The wind was really blowing they say that it was about 40 knots. That is about 46 miles an hour... That will blow the shingles off your house and break small limbs off of trees. We played for about 30 minutes just leaning into the wind. I think that I know what a kite feels like. We were able to maintain an angle of about 45 degrees. It was so much fun. I only have about 2 more years until I am 40 but I really don't feel that old. Especially on this trip where everyone was calling us the kids. We ended up playing to that and acted like a group of kids most of the trip.
Video of our group playing in the wind. http://www.youtube.com/watch?v=42TKJl2BbDc
After cruising close to Elephant Island we finally turned south west around Gibbs Island around 12:30
As we waited for what had become our favorite lunch, pizza, we listened to the howling of the wind. It sounded like the piped in audio from the Exbedition Everest roller coaster at Disney's Animal Kingdom. We had a little lunch and then tried to warm up with some hot tea. After we finished lunch we happened to be by the indoor pool when they pulled out two big blocks of ice. We enjoyed watching two artist carve the ice into beautiful sculptures... Guess that in Antarctica you have an endless supply of ice.
The winds and the waves were so bad that the water in the pool was crashing from one side to the other. We were more mezmerized by the little chinese man trying to swim in it than we were by the sculptures. He was trying to swim laps but it was more like a wave pool. The water would crash shooting 8 feet into the air. He finally gave up and got out of the pool. It was bad enough that the engineers were out taking pictures and assessing the situation. Yikes!
Video of man trying to swim in rough seas

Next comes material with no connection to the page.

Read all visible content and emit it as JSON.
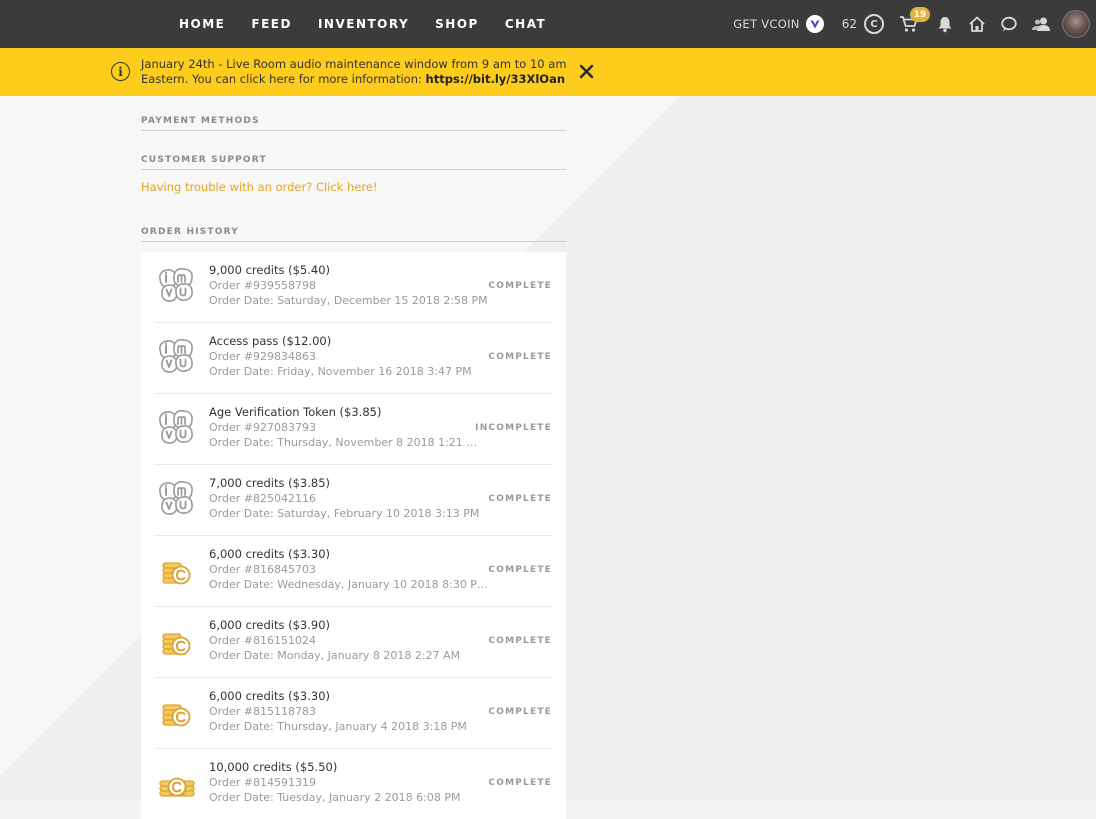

The views today were spectacular. I will never forget what it was like watching the bergs float by.
Video clips of some of the bergs